There’s pride in the program, too. Baker said that even though this team isn’t the same as those of year’s past, the discipline and the hard work is the same as it’s always been.
“There’s a sense of pride that we have to show that Kendrick isn’t just the past,” she said. “It’s also the future.”
And, as Baker mentioned, more than anything else, there’s the hard work. Perhaps no team runs as many miles or lifts as many pounds throughout the entirety of the season. Hicks forces his players through the grueling workouts so that in a tight fourth quarter in the playoffs, they’re the ones who can still take the up-tempo approach, while the other teams fade.
Asked if anyone works as hard as Kendrick does, Baker smiled.
“I would like to think not,” she said.
So, when the Lady Cherokees take the court against defending state runner-up Beach on Friday, they believe the opponent won’t be too challenging for them. All the aspects that have built the program over the years have created just one opponent who can bring them down.
“We are the only people that can beat us,” Baker said. “We can only beat ourselves.”
“We feel like if we play the way we’re capable of playing, we’ll be fine regardless of who we play,” Hicks said. “At the end of the day, I just want my program to be in the hunt. They put in a lot of work, and they take pride in that.”

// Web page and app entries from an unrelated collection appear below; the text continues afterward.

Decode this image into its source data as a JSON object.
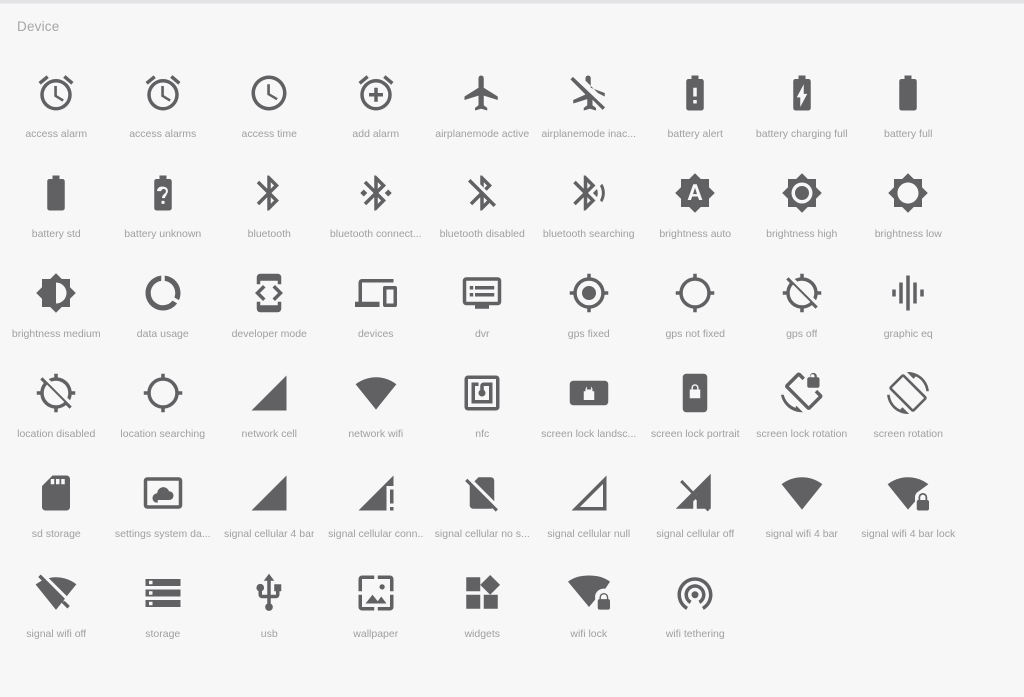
{
  "page": {
    "category_title": "Device",
    "background_color": "#f7f7f8",
    "icon_color": "#616163",
    "label_color": "#a0a0a2",
    "title_color": "#a7a7a9",
    "columns": 9,
    "rows": 6
  },
  "icons": [
    {
      "label": "access alarm",
      "icon": "access-alarm-icon"
    },
    {
      "label": "access alarms",
      "icon": "access-alarms-icon"
    },
    {
      "label": "access time",
      "icon": "access-time-icon"
    },
    {
      "label": "add alarm",
      "icon": "add-alarm-icon"
    },
    {
      "label": "airplanemode active",
      "icon": "airplanemode-active-icon"
    },
    {
      "label": "airplanemode inac...",
      "icon": "airplanemode-inactive-icon"
    },
    {
      "label": "battery alert",
      "icon": "battery-alert-icon"
    },
    {
      "label": "battery charging full",
      "icon": "battery-charging-full-icon"
    },
    {
      "label": "battery full",
      "icon": "battery-full-icon"
    },
    {
      "label": "battery std",
      "icon": "battery-std-icon"
    },
    {
      "label": "battery unknown",
      "icon": "battery-unknown-icon"
    },
    {
      "label": "bluetooth",
      "icon": "bluetooth-icon"
    },
    {
      "label": "bluetooth connect...",
      "icon": "bluetooth-connected-icon"
    },
    {
      "label": "bluetooth disabled",
      "icon": "bluetooth-disabled-icon"
    },
    {
      "label": "bluetooth searching",
      "icon": "bluetooth-searching-icon"
    },
    {
      "label": "brightness auto",
      "icon": "brightness-auto-icon"
    },
    {
      "label": "brightness high",
      "icon": "brightness-high-icon"
    },
    {
      "label": "brightness low",
      "icon": "brightness-low-icon"
    },
    {
      "label": "brightness medium",
      "icon": "brightness-medium-icon"
    },
    {
      "label": "data usage",
      "icon": "data-usage-icon"
    },
    {
      "label": "developer mode",
      "icon": "developer-mode-icon"
    },
    {
      "label": "devices",
      "icon": "devices-icon"
    },
    {
      "label": "dvr",
      "icon": "dvr-icon"
    },
    {
      "label": "gps fixed",
      "icon": "gps-fixed-icon"
    },
    {
      "label": "gps not fixed",
      "icon": "gps-not-fixed-icon"
    },
    {
      "label": "gps off",
      "icon": "gps-off-icon"
    },
    {
      "label": "graphic eq",
      "icon": "graphic-eq-icon"
    },
    {
      "label": "location disabled",
      "icon": "location-disabled-icon"
    },
    {
      "label": "location searching",
      "icon": "location-searching-icon"
    },
    {
      "label": "network cell",
      "icon": "network-cell-icon"
    },
    {
      "label": "network wifi",
      "icon": "network-wifi-icon"
    },
    {
      "label": "nfc",
      "icon": "nfc-icon"
    },
    {
      "label": "screen lock landsc...",
      "icon": "screen-lock-landscape-icon"
    },
    {
      "label": "screen lock portrait",
      "icon": "screen-lock-portrait-icon"
    },
    {
      "label": "screen lock rotation",
      "icon": "screen-lock-rotation-icon"
    },
    {
      "label": "screen rotation",
      "icon": "screen-rotation-icon"
    },
    {
      "label": "sd storage",
      "icon": "sd-storage-icon"
    },
    {
      "label": "settings system da...",
      "icon": "settings-system-daydream-icon"
    },
    {
      "label": "signal cellular 4 bar",
      "icon": "signal-cellular-4-bar-icon"
    },
    {
      "label": "signal cellular conn..",
      "icon": "signal-cellular-connected-no-internet-icon"
    },
    {
      "label": "signal cellular no s...",
      "icon": "signal-cellular-no-sim-icon"
    },
    {
      "label": "signal cellular null",
      "icon": "signal-cellular-null-icon"
    },
    {
      "label": "signal cellular off",
      "icon": "signal-cellular-off-icon"
    },
    {
      "label": "signal wifi 4 bar",
      "icon": "signal-wifi-4-bar-icon"
    },
    {
      "label": "signal wifi 4 bar lock",
      "icon": "signal-wifi-4-bar-lock-icon"
    },
    {
      "label": "signal wifi off",
      "icon": "signal-wifi-off-icon"
    },
    {
      "label": "storage",
      "icon": "storage-icon"
    },
    {
      "label": "usb",
      "icon": "usb-icon"
    },
    {
      "label": "wallpaper",
      "icon": "wallpaper-icon"
    },
    {
      "label": "widgets",
      "icon": "widgets-icon"
    },
    {
      "label": "wifi lock",
      "icon": "wifi-lock-icon"
    },
    {
      "label": "wifi tethering",
      "icon": "wifi-tethering-icon"
    }
  ]
}
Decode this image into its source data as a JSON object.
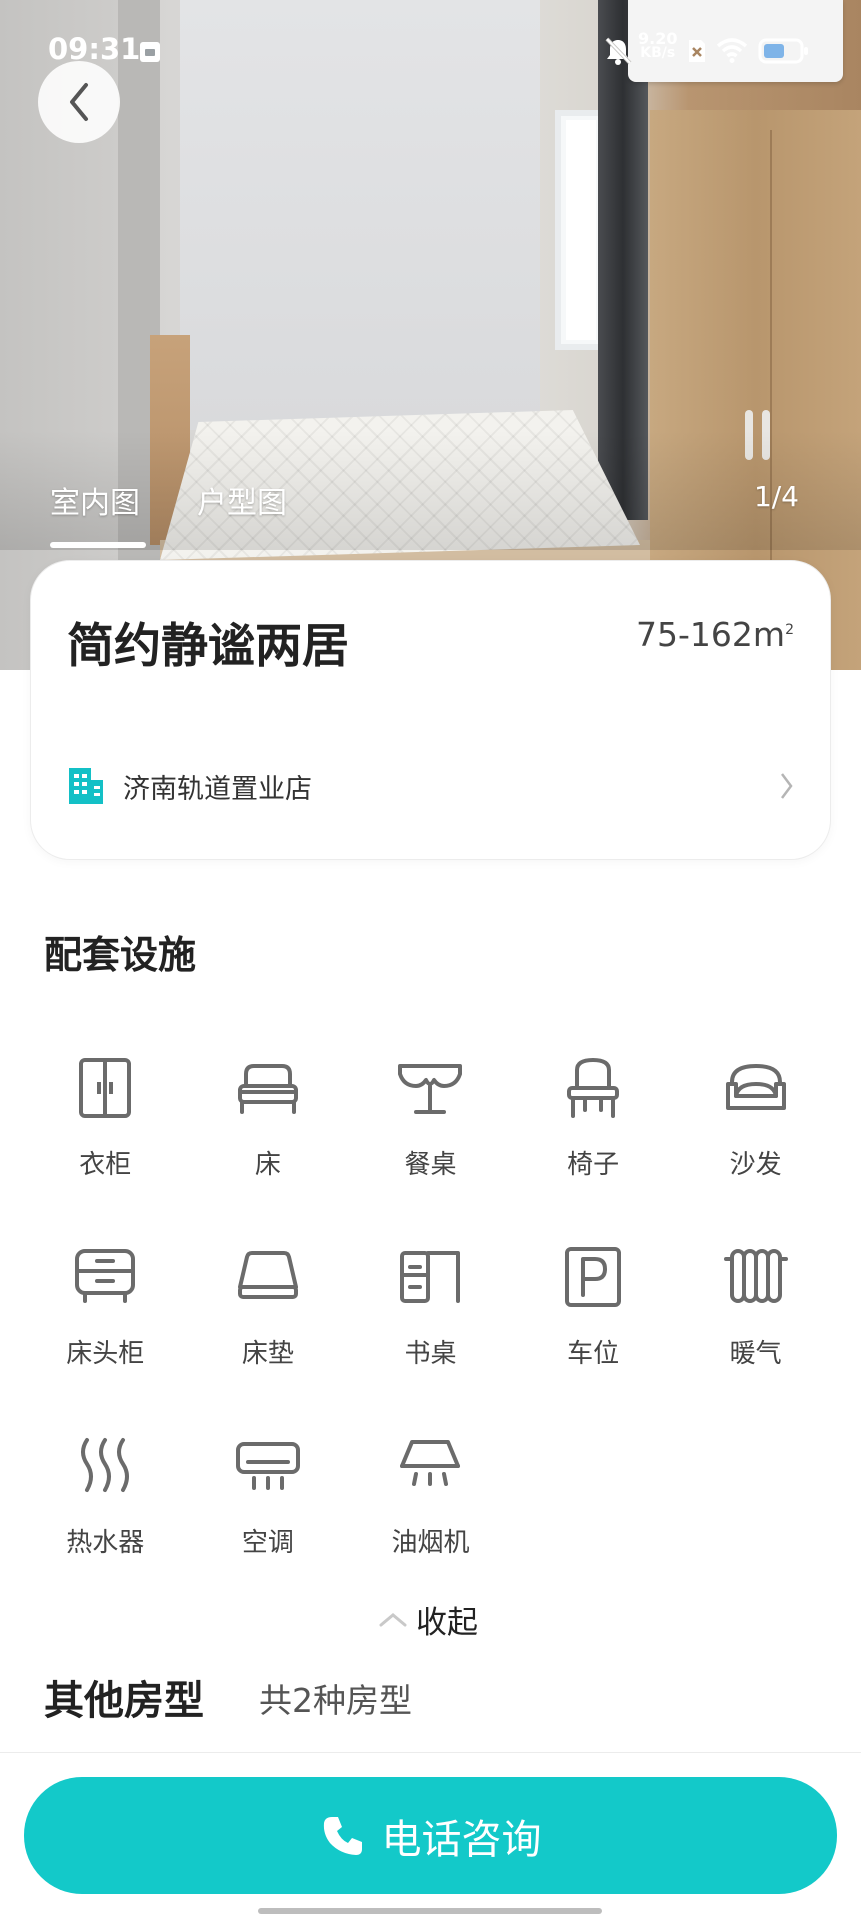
{
  "status_bar": {
    "time": "09:31",
    "net_speed_value": "9.20",
    "net_speed_unit": "KB/s",
    "icons": [
      "sim-card-icon",
      "bell-muted-icon",
      "sim-off-icon",
      "wifi-icon",
      "battery-icon"
    ]
  },
  "gallery": {
    "tabs": [
      {
        "label": "室内图",
        "active": true
      },
      {
        "label": "户型图",
        "active": false
      }
    ],
    "counter": "1/4"
  },
  "listing": {
    "title": "简约静谧两居",
    "area": "75-162m",
    "area_sup": "2",
    "store": "济南轨道置业店"
  },
  "facilities": {
    "title": "配套设施",
    "items": [
      {
        "label": "衣柜",
        "icon": "wardrobe-icon"
      },
      {
        "label": "床",
        "icon": "bed-icon"
      },
      {
        "label": "餐桌",
        "icon": "dining-table-icon"
      },
      {
        "label": "椅子",
        "icon": "chair-icon"
      },
      {
        "label": "沙发",
        "icon": "sofa-icon"
      },
      {
        "label": "床头柜",
        "icon": "nightstand-icon"
      },
      {
        "label": "床垫",
        "icon": "mattress-icon"
      },
      {
        "label": "书桌",
        "icon": "desk-icon"
      },
      {
        "label": "车位",
        "icon": "parking-icon"
      },
      {
        "label": "暖气",
        "icon": "radiator-icon"
      },
      {
        "label": "热水器",
        "icon": "water-heater-icon"
      },
      {
        "label": "空调",
        "icon": "air-conditioner-icon"
      },
      {
        "label": "油烟机",
        "icon": "range-hood-icon"
      }
    ],
    "collapse_label": "收起"
  },
  "other_types": {
    "title": "其他房型",
    "count": "共2种房型"
  },
  "cta": {
    "call_label": "电话咨询"
  },
  "colors": {
    "accent": "#13c9c9",
    "icon_stroke": "#6b6b6b",
    "store_icon": "#13c0c6"
  }
}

Kendrick vs. Beach
What: Class 3A quarterfinals
When: 3 p.m. Friday, Feb. 26
Where: Augusta University